Provided data:
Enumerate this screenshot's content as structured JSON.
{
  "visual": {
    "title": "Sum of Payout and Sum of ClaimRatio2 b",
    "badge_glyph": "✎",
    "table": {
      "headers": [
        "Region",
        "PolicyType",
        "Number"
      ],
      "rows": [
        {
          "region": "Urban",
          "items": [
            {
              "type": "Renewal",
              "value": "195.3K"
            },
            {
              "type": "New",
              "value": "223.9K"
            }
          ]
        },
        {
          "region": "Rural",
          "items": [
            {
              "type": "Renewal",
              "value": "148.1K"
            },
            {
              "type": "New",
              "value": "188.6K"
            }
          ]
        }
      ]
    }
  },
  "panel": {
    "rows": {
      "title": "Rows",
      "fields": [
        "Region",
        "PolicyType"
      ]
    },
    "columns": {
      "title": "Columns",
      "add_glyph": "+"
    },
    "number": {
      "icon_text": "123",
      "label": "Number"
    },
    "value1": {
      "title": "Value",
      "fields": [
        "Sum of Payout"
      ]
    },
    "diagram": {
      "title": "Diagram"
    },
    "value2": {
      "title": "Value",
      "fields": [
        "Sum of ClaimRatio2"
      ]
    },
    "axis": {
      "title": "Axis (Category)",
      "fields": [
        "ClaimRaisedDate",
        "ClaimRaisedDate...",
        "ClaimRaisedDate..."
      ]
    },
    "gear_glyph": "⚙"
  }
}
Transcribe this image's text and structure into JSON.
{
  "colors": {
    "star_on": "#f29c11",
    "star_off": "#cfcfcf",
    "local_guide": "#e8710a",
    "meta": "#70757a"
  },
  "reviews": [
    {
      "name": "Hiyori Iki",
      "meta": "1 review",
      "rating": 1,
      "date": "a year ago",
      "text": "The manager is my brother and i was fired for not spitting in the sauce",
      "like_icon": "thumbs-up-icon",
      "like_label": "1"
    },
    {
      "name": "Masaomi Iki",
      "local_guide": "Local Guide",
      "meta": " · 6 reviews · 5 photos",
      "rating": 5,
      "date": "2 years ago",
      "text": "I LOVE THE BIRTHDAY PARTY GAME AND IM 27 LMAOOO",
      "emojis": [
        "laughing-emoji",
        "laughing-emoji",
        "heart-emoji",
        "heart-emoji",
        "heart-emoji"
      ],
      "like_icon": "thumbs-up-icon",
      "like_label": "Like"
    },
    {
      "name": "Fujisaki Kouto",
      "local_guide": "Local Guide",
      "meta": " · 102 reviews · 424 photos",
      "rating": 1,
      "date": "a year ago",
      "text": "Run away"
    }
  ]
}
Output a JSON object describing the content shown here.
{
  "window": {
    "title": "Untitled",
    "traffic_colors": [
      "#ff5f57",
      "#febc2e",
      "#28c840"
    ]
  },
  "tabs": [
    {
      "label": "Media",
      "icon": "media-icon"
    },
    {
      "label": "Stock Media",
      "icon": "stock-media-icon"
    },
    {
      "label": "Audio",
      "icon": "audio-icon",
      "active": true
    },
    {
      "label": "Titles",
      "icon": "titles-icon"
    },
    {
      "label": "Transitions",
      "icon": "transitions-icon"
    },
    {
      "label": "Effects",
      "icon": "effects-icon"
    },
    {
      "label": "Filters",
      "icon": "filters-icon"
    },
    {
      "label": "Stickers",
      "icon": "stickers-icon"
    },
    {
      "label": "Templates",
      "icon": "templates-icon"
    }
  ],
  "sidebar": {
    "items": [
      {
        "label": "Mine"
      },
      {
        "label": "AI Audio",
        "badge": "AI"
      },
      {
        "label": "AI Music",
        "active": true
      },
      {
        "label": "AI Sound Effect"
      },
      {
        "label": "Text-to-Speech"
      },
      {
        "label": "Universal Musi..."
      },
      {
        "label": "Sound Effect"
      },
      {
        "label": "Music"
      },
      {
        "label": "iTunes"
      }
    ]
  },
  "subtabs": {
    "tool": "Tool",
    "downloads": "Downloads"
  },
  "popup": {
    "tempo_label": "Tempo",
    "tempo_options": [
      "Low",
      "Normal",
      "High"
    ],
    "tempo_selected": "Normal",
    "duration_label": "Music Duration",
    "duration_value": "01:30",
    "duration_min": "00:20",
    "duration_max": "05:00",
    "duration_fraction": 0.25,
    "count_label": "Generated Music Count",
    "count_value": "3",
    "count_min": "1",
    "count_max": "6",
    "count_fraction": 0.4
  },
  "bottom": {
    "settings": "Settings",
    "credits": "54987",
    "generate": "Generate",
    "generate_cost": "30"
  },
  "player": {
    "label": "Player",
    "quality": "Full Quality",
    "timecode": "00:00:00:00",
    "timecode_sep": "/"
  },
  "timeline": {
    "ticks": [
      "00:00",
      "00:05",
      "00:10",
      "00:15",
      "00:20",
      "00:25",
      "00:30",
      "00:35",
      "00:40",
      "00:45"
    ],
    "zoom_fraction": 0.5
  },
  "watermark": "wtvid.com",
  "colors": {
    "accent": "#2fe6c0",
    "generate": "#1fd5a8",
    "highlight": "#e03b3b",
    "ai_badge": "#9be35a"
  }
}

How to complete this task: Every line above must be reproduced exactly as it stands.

Reply to the exercise:
Enumerate this screenshot's content as structured JSON.
{
  "visual": {
    "title": "Sum of Payout and Sum of ClaimRatio2 b",
    "badge_glyph": "✎",
    "table": {
      "headers": [
        "Region",
        "PolicyType",
        "Number"
      ],
      "rows": [
        {
          "region": "Urban",
          "items": [
            {
              "type": "Renewal",
              "value": "195.3K"
            },
            {
              "type": "New",
              "value": "223.9K"
            }
          ]
        },
        {
          "region": "Rural",
          "items": [
            {
              "type": "Renewal",
              "value": "148.1K"
            },
            {
              "type": "New",
              "value": "188.6K"
            }
          ]
        }
      ]
    }
  },
  "panel": {
    "rows": {
      "title": "Rows",
      "fields": [
        "Region",
        "PolicyType"
      ]
    },
    "columns": {
      "title": "Columns",
      "add_glyph": "+"
    },
    "number": {
      "icon_text": "123",
      "label": "Number"
    },
    "value1": {
      "title": "Value",
      "fields": [
        "Sum of Payout"
      ]
    },
    "diagram": {
      "title": "Diagram"
    },
    "value2": {
      "title": "Value",
      "fields": [
        "Sum of ClaimRatio2"
      ]
    },
    "axis": {
      "title": "Axis (Category)",
      "fields": [
        "ClaimRaisedDate",
        "ClaimRaisedDate...",
        "ClaimRaisedDate..."
      ]
    },
    "gear_glyph": "⚙"
  }
}
Transcribe this image's text and structure into JSON.
{
  "colors": {
    "star_on": "#f29c11",
    "star_off": "#cfcfcf",
    "local_guide": "#e8710a",
    "meta": "#70757a"
  },
  "reviews": [
    {
      "name": "Hiyori Iki",
      "meta": "1 review",
      "rating": 1,
      "date": "a year ago",
      "text": "The manager is my brother and i was fired for not spitting in the sauce",
      "like_icon": "thumbs-up-icon",
      "like_label": "1"
    },
    {
      "name": "Masaomi Iki",
      "local_guide": "Local Guide",
      "meta": " · 6 reviews · 5 photos",
      "rating": 5,
      "date": "2 years ago",
      "text": "I LOVE THE BIRTHDAY PARTY GAME AND IM 27 LMAOOO",
      "emojis": [
        "laughing-emoji",
        "laughing-emoji",
        "heart-emoji",
        "heart-emoji",
        "heart-emoji"
      ],
      "like_icon": "thumbs-up-icon",
      "like_label": "Like"
    },
    {
      "name": "Fujisaki Kouto",
      "local_guide": "Local Guide",
      "meta": " · 102 reviews · 424 photos",
      "rating": 1,
      "date": "a year ago",
      "text": "Run away"
    }
  ]
}
Output a JSON object describing the content shown here.
{
  "window": {
    "title": "Untitled",
    "traffic_colors": [
      "#ff5f57",
      "#febc2e",
      "#28c840"
    ]
  },
  "tabs": [
    {
      "label": "Media",
      "icon": "media-icon"
    },
    {
      "label": "Stock Media",
      "icon": "stock-media-icon"
    },
    {
      "label": "Audio",
      "icon": "audio-icon",
      "active": true
    },
    {
      "label": "Titles",
      "icon": "titles-icon"
    },
    {
      "label": "Transitions",
      "icon": "transitions-icon"
    },
    {
      "label": "Effects",
      "icon": "effects-icon"
    },
    {
      "label": "Filters",
      "icon": "filters-icon"
    },
    {
      "label": "Stickers",
      "icon": "stickers-icon"
    },
    {
      "label": "Templates",
      "icon": "templates-icon"
    }
  ],
  "sidebar": {
    "items": [
      {
        "label": "Mine"
      },
      {
        "label": "AI Audio",
        "badge": "AI"
      },
      {
        "label": "AI Music",
        "active": true
      },
      {
        "label": "AI Sound Effect"
      },
      {
        "label": "Text-to-Speech"
      },
      {
        "label": "Universal Musi..."
      },
      {
        "label": "Sound Effect"
      },
      {
        "label": "Music"
      },
      {
        "label": "iTunes"
      }
    ]
  },
  "subtabs": {
    "tool": "Tool",
    "downloads": "Downloads"
  },
  "popup": {
    "tempo_label": "Tempo",
    "tempo_options": [
      "Low",
      "Normal",
      "High"
    ],
    "tempo_selected": "Normal",
    "duration_label": "Music Duration",
    "duration_value": "01:30",
    "duration_min": "00:20",
    "duration_max": "05:00",
    "duration_fraction": 0.25,
    "count_label": "Generated Music Count",
    "count_value": "3",
    "count_min": "1",
    "count_max": "6",
    "count_fraction": 0.4
  },
  "bottom": {
    "settings": "Settings",
    "credits": "54987",
    "generate": "Generate",
    "generate_cost": "30"
  },
  "player": {
    "label": "Player",
    "quality": "Full Quality",
    "timecode": "00:00:00:00",
    "timecode_sep": "/"
  },
  "timeline": {
    "ticks": [
      "00:00",
      "00:05",
      "00:10",
      "00:15",
      "00:20",
      "00:25",
      "00:30",
      "00:35",
      "00:40",
      "00:45"
    ],
    "zoom_fraction": 0.5
  },
  "watermark": "wtvid.com",
  "colors": {
    "accent": "#2fe6c0",
    "generate": "#1fd5a8",
    "highlight": "#e03b3b",
    "ai_badge": "#9be35a"
  }
}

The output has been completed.